For the longest time I was also terrified of declining a proposal for a sponsored post, thinking I should never say no. Once I started receiving requests from random companies to blog on topics completely irrelevant to the blog, I knew I had to start saying “no thanks”. I started setting more boundaries and limits to what kind of content I wrote about here on the blog. I was already battling the challenge of carving out enough time in the week to generate content for the blog, why would I waste it on content that doesn’t represent me or my voice or my style? I don’t remember exactly when it was, but there was a distinct moment I decided that from that point forward everything I post on my blog and on social media, sponsored or not, was going to be content I generated myself, rooms I made over myself, photos I took myself, DIY projects I created myself, etc. If the sponsor fit my design aesthetic, my project pipeline, my values, I would engage with them. I would rather not post for a day than post something irrelevant to the blog. This is perhaps the biggest limit or boundary I’ve set for myself and this blog, but at the end of the day I want my blog to be 100% me.
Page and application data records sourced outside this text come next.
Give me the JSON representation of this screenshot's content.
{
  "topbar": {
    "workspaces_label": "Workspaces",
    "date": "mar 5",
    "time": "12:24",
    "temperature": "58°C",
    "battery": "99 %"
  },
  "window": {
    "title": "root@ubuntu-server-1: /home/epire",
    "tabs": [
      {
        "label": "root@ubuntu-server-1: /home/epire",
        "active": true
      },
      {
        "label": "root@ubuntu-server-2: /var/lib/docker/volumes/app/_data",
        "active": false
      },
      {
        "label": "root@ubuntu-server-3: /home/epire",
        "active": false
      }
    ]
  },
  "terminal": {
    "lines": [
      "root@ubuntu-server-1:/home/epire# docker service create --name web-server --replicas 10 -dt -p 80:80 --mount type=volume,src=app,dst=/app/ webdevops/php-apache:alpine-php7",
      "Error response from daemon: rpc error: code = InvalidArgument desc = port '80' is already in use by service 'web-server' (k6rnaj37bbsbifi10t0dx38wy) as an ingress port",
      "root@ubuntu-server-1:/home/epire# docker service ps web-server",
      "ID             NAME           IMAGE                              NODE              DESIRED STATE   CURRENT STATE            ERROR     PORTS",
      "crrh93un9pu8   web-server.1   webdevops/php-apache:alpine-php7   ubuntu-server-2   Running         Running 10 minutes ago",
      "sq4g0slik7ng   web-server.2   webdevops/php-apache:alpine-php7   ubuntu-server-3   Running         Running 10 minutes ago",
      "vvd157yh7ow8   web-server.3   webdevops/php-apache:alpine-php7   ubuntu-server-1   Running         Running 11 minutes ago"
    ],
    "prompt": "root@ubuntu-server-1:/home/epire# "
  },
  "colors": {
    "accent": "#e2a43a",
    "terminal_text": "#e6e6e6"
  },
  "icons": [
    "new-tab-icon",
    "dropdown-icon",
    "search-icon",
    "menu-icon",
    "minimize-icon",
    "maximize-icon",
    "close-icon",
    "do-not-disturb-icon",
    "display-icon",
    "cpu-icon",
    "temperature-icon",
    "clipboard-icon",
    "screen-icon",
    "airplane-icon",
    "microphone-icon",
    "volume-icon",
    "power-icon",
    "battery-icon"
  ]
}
What I found over years of reading hundreds of blogs is, my most favorite bloggers to follow are 100% authentic, true to themselves, don’t pretend to be someone they’re not. They’re nice to others and supportive in this community. They create & share original content. Best of all, they don’t take themselves too seriously. It’s characteristics like these that make a blogger wildly successful.
I’m fast approaching my 5 year blogging anniversary, which is just a month away. Maybe it’s this milestone number, but I had started feeling insecure or doubtful about my online presence, like I hadn’t grown enough during these 5 years. It’s actually really stupid to feel that way, because earlier this year the blog was named by Domino as one of the top design blogs to follow. Also, our kitchen made it into print for the first time, April’s publication of Good Housekeeping! I might not have a husband who knows how to frame houses and reroute plumbing, or a studio space to house all my inventory (I store all my inventory in my garage! It totally pleases my husband, #not), but I think I am successful in my own way, and honestly that’s something to be proud of.